Describing particularly, the Isthmus of America, several Coasts and Islands in the West Indies, the Isle of Cape Verd, the Passage by Terra del Fuego, the South Sea Coasts of Chili, Peru and Mexico… [with] Voyages and Descriptions… [and] A Voyage to New Holland, &c. In the Year, 1699 [and] A Contintuation of a Voyage to new Holland…
First editions. 4 vols bound in 3, 5 maps (4 folding); 3 folding maps; folding map & 14 plates; folding map & 15 plates. 8vo. Contemporary panelled calf gilt ,, vi, 550, 4; [vii], 184, 132, [iv], 112, ; [xviv], 162, , ads.; [xvi], 198; , ads.pp. London, James Knapton, 1697, 1699, 1703 & 1709.
A Fine Set of the Scarce First Editions. One of the Most Famous of the Buccaneering Voyages.
William Dampier, an orphan of Weymouth, England, spent twelve and a half years as a pirate, plundering ships in the West Indies and Central America, and eventually making his way across the Pacific to the Philippines, the East Indies, and Australia. Having set out in 1679, he returned home in 1691 and published his carefully-kept journal in 1697; it proved to be a sensation. Dampier may have been a buccaneer, but he was such an astute observer of people, places, and natural history and his works are often included with the publications of more explicitly scientific expeditions.
‘William Dampier combined a swashbuckling life of adventure with pioneering scientific achievements.

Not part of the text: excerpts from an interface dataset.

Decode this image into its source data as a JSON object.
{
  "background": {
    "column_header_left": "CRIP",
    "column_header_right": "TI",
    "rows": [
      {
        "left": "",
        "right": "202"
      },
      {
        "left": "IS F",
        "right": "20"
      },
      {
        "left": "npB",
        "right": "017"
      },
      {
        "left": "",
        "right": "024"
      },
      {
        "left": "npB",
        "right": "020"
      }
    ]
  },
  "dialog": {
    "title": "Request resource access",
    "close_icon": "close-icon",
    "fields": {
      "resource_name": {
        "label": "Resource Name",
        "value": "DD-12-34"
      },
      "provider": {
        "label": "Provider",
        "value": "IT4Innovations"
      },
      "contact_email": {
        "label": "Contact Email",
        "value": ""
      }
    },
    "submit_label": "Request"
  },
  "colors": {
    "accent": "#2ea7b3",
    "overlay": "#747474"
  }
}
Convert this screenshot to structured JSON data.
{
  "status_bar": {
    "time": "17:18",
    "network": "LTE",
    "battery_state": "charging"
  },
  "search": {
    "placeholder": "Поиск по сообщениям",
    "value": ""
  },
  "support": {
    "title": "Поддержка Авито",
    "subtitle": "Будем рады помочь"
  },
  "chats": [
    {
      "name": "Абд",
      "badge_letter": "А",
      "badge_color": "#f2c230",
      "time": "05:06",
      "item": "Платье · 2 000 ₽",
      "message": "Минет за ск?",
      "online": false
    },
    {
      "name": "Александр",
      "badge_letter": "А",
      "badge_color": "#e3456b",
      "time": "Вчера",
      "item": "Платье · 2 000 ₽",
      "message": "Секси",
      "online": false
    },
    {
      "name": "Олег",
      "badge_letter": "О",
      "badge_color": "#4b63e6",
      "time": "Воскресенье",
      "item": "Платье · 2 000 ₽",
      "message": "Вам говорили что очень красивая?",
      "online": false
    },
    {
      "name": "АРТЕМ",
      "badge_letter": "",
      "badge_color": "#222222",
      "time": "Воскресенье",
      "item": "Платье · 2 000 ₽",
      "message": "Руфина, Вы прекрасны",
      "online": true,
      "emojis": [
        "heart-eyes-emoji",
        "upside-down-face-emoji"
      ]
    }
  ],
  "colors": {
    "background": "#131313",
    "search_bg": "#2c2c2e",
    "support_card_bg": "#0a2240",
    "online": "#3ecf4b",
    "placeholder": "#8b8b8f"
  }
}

In 1676, he started his career as a buccaneer preying on ships on the Spanish Main and struggling through the impenetrable jungle of the Isthmus of Panama in search of gold. He could easily have ended up on the gallows. Poor and obscure yet determined to sail the world to make his fortune, he was to become the first person to circumnavigate the globe three times. Among his many extraordinary achievements, Dampier mapped the winds and the currents of the world’s oceans for the first time. He inspired Darwin one hundred and fifty years later with his notes on the wildlife of the Galapagos islands and elsewhere. His portrait in London’s National Portrait Gallery shows a lean, strong-featured man with a thoughtful expression, brown shoulder-length hair and a plain coat, holding a book in his hand. He is styled ‘Pirate and Hydrographer’ but even that tells only part of his story. He was a pioneering navigator, naturalist , travel writer and explorer, as well as hydrographer who was, indeed, quite happy to seek his fortune as a pirate.’ Preston.
After years of adventure along the coasts of Spanish America Dampier joined Capt. Swan in the Cygnet in 1685. Swan was also eager to try his hand in the western Pacific, and after taking several small Spanish prizes among the East Indian Islands, they made for the vaguely known coast of New Holland, which was sighted on 4th June, 1688, near the Lacepede Islands. The vessel sailed along the coast to the entrance of King Sound, where she was repaired. Here Dampier made a full survey of the country and noted its inhabitants as the most miserable people in the world. As such, Dampier is regarded as being the first Englishman to set foot on the Australian mainland.
After several adventures Dampier reached England and wrote the first of these volumes. This work is considered to be the first travel book and set the tone for all voyage accounts until the publication of Cook’s First Voyage. It was an immediate success (by 1729 six editions had been printed) and the publisher, Knapton, urged Dampier to write a second volume.
In 1698 Dampier was put in command of the Roebuck in order to make an expedition to New Holland, New Guinea, and the Moluccas. On 2nd August, 1699 he arrived on the coast of Western Australia, sailing northward along the coast he arrived at an inlet which he named Sharks Bay. By this time his crew were in such bad condition and the country appeared so hostile that Dampier was forced to set sail for Timor and replenish his supplies. The voyage continued from there to New Guinea, New Ireland and New Britain returning finally via the Cape of Good Hope in 1701.
His subsequent work was again a success and again Knapton persuaded him to write a continuation, and these appeared in 1703 and 1709 respectively and are included with this collection of First Editions.
Hill 417, 419, 420, 421; Cox I, 42